Ryan Garton (right-handed reliever) has only five years as a pro; however, he essentially split his year between Durham and St. Petersberg. He had 32 innings as a Bull and 32 innings as a Ray. His numbers as a Bull were just fine, an ERA of 3.09 and a WHIP of 1.28. He did work harder than most with 5.99 pitches per out. It would seem that he has a fine future with the Rays, but we'll likely keep on seeing him as long as he has options left. [stats]
Dana Eveland (left-handed reliever) is the very definition of "well-traveled veteran." We have to point out, however, that his time with the Bulls was extraordinary: 20 games, 29.2 innings, ERA of 0.30, WHIP of 0.74. Eveland started his career with the Milwaukee system and has been with Arizona, Oakland, Toronto, Pittsburg, the Dodgers, Baltimore, Mets, Boston, and Atlanta. He began 2016 with the Rays and came to the Bulls in late June, back to the Rays, then to the Bulls to stay in mid-July. We liked him a lot. But he probably won't be back. [stats]
[Update 9/12/16: He was added to 40-man and called up to Rays on 9/11/16]
Ryne Stanek (right-handed reliever) had been a starting pitcher all of his very brief career with the Rays, until the middle of this year. He came to the Bulls right after the 4th of July and he simply wasn't very good over his 16 appearances and 24.1 innings. Will he be good? Probably. And it's fun, at first, to watch a guy throw in the high 90's. But an ERA of 5.92 doesn't auger well. He did fine with runners on base — of 9 inherited, none scored. He'll surely be back next spring. [stats]
Pitches Per Out
A home-grown measure of pitching efficiency
Alex Cobb (right-handed starter) joined the Bulls for 4 rehabilitation appearances (15 innings). I'd like to complain about how that punched a hole in the Bulls' rotation and caused other problems. However, by the time he showed up in August the Bulls were already doomed. He spent parts of 2011 and 2012 with the Bulls and we wish him only the best in his continued recovery.
Casey Coleman (righty reliever) only got into 11 games. When he was signed in mid-July I was hoping the at least a bit of the good old days of the Rays being really smart about discovering talent. But then Coleman went on the DL after just 6 appearances. Overall, for his 14 innings, he did OK. And ERA of 3.86 and WHIP of 1.29, but the sample size is a problem. At 28 he's seen time with the Cubs, Royals, and Mariners. A maybe for next year. [stats]

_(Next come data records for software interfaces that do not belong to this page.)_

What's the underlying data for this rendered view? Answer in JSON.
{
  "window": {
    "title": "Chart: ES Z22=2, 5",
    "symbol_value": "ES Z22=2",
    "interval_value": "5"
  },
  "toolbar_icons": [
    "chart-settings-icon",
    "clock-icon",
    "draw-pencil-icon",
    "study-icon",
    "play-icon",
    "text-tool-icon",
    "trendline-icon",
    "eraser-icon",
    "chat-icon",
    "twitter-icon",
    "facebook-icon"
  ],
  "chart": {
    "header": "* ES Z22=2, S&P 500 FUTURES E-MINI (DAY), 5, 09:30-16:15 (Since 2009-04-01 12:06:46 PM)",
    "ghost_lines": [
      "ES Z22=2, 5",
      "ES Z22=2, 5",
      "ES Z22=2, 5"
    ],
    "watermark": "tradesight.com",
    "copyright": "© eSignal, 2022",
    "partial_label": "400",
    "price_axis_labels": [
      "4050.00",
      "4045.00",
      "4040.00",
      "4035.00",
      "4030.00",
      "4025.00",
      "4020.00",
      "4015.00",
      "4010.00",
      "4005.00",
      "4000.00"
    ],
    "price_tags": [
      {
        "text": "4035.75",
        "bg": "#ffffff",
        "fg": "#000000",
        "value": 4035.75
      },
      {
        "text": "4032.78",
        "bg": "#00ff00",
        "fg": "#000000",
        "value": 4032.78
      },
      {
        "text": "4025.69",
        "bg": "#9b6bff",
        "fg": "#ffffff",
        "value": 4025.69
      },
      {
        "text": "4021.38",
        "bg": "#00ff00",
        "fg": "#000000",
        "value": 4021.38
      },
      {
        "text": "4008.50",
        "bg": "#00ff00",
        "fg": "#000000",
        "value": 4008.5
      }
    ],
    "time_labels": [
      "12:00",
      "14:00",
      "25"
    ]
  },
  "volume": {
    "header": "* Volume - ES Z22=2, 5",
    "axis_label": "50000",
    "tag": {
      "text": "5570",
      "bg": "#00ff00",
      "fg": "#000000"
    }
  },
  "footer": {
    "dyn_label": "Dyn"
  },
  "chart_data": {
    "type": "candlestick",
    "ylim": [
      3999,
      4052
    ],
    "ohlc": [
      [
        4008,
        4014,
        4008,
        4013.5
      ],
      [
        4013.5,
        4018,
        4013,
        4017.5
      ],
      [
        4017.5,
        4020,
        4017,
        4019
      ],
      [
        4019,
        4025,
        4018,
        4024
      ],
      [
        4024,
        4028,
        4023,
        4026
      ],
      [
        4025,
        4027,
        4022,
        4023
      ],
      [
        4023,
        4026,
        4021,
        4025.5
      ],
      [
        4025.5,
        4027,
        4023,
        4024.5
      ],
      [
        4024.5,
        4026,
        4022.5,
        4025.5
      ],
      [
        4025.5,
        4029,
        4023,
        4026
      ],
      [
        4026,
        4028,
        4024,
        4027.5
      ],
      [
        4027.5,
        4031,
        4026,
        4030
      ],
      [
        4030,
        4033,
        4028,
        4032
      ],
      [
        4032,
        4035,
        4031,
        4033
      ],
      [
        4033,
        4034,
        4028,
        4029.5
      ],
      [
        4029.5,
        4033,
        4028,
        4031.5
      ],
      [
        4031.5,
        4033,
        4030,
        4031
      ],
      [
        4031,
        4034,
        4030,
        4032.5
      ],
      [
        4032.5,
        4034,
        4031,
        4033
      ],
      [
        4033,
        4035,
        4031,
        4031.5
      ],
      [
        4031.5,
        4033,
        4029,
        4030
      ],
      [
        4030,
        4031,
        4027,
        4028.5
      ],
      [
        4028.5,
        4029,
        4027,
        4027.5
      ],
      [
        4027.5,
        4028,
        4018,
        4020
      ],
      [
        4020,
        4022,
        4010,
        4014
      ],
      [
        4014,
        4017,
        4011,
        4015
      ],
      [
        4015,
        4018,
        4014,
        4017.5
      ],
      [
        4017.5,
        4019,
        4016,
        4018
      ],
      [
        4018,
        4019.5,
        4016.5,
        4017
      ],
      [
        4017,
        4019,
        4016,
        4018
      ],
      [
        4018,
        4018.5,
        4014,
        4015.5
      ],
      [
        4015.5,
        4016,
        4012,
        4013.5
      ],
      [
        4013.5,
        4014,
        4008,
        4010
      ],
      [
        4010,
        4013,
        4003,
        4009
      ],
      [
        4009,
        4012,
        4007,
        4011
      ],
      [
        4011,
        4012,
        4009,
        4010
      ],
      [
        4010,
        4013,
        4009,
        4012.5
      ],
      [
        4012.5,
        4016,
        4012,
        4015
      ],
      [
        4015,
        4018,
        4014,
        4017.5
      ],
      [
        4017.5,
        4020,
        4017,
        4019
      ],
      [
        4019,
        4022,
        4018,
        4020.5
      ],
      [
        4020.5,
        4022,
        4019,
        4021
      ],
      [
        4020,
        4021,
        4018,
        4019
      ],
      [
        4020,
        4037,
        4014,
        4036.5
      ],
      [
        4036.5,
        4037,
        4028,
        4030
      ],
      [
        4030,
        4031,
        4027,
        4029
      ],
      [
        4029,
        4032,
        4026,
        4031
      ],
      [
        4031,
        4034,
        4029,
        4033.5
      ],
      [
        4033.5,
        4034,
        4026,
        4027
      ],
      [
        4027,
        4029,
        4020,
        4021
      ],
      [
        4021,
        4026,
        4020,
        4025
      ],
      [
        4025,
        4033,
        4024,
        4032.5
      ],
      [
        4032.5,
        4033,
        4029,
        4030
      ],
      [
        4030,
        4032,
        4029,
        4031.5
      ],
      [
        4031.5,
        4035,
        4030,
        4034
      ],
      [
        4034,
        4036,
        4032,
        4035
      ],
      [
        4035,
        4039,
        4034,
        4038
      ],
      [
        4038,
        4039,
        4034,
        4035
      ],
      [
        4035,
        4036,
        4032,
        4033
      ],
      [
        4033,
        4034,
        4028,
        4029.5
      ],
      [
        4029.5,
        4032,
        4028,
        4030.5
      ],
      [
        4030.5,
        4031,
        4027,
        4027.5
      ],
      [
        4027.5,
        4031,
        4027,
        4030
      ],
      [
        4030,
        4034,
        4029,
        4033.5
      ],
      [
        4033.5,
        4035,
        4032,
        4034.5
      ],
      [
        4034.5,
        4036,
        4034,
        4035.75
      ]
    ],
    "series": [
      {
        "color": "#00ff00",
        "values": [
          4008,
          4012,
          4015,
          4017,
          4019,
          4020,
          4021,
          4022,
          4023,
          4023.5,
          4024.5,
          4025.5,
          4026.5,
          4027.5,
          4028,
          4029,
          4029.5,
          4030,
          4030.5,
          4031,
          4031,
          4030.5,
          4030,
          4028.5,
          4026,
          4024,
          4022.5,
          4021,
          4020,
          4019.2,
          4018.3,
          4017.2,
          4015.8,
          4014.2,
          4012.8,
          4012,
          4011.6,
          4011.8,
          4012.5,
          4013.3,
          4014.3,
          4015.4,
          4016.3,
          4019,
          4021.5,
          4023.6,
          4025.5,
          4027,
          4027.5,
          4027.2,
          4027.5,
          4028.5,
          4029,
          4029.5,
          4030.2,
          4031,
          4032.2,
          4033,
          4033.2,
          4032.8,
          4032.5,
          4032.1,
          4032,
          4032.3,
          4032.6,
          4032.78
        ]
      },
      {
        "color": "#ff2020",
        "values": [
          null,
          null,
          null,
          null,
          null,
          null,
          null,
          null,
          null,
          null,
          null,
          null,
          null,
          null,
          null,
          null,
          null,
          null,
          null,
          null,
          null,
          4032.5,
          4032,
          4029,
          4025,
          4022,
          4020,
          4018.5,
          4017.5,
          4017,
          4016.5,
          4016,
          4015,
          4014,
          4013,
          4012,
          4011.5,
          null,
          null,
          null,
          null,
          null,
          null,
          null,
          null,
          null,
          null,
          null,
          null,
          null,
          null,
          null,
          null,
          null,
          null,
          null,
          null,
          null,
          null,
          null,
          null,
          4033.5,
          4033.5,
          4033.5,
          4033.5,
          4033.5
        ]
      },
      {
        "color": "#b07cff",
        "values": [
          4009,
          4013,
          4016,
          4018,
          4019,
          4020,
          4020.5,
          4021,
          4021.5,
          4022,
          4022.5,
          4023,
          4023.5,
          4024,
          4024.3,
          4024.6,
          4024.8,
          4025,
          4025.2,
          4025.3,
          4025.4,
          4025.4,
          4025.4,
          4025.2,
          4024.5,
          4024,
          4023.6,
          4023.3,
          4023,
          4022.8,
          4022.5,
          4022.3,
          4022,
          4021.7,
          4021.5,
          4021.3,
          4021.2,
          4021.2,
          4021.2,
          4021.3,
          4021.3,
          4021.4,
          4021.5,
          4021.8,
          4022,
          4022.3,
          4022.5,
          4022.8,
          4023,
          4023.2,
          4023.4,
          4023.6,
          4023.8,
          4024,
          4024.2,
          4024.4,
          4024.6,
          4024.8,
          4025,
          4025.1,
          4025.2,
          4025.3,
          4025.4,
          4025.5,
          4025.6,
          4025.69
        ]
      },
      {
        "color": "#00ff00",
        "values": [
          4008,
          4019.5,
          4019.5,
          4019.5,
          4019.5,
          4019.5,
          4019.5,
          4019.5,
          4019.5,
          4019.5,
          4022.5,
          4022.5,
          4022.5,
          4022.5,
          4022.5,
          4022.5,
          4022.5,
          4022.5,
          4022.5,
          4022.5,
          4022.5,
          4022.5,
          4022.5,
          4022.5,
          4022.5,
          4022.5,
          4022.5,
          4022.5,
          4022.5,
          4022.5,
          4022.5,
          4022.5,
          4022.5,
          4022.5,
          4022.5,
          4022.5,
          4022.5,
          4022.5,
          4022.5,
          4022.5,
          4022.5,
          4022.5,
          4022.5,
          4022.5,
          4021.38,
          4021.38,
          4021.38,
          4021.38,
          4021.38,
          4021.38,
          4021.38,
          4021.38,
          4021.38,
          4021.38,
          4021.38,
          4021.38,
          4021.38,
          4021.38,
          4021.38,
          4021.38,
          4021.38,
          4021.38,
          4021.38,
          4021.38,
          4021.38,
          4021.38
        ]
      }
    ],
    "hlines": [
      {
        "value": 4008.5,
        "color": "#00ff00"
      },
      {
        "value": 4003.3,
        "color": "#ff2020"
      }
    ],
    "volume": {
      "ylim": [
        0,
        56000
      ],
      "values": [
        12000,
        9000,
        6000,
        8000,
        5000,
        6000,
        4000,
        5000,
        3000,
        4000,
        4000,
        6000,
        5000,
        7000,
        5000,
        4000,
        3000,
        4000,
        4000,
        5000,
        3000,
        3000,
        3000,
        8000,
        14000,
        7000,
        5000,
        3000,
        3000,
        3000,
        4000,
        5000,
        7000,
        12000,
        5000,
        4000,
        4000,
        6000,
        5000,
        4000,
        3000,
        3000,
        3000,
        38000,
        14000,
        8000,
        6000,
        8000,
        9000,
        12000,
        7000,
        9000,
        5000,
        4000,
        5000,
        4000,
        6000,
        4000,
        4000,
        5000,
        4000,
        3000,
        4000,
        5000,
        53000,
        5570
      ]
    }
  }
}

Loose Ends —
- Jhan Marinez, one of our favorites from 2015, made just 6 appearances (8 innings) before being called up to the Rays. When they designated him for assignment, the Brewers grabbed him and he's had a pretty good year in Milwaukee. [stats]
- Kyle McPherson (righty reliever) started with the Bulls, made 5 appearances. His Wikipedia page reports that he was released on 5/24/16. [stats]
- Andrew Bellatti (right-handed reliever) started the season with the Bulls and made 6 appearances for 5.1 innings. He went on the disabled list in May, was DFA'd in June and may be out of baseball now.
- Chih-Wei Hu (right-handed starter) made a spot start for the Bulls on April 23 and went back to Montgomery. He's had a pretty good year with the Biscuits: 2.59 ERA over 142 innings. [stats]
- Brad Schreiber (righty reliever) came up from the Charlotte Stone Crabs to two relief appearances at the end of June. It was his first time at AAA. [stats]
- Greg Harris (right-handed starting pitcher) made his Triple-A debut on September 3, coming up from the Charlotte Stone Crabs. [stats]
- Ryan Webb (right-handed reliever) made three rehab appearances in mid-June, but was then released. [stats]
- Brad Boxberger (right-handed reliever) put in 1.2 innings in two rehab appearances in May.
- Kyle Winkler (right-handed reliever) came up from Montgomery for one appearance on July 9, pitched 1.1 innings, and got a win before going back to Montgomery.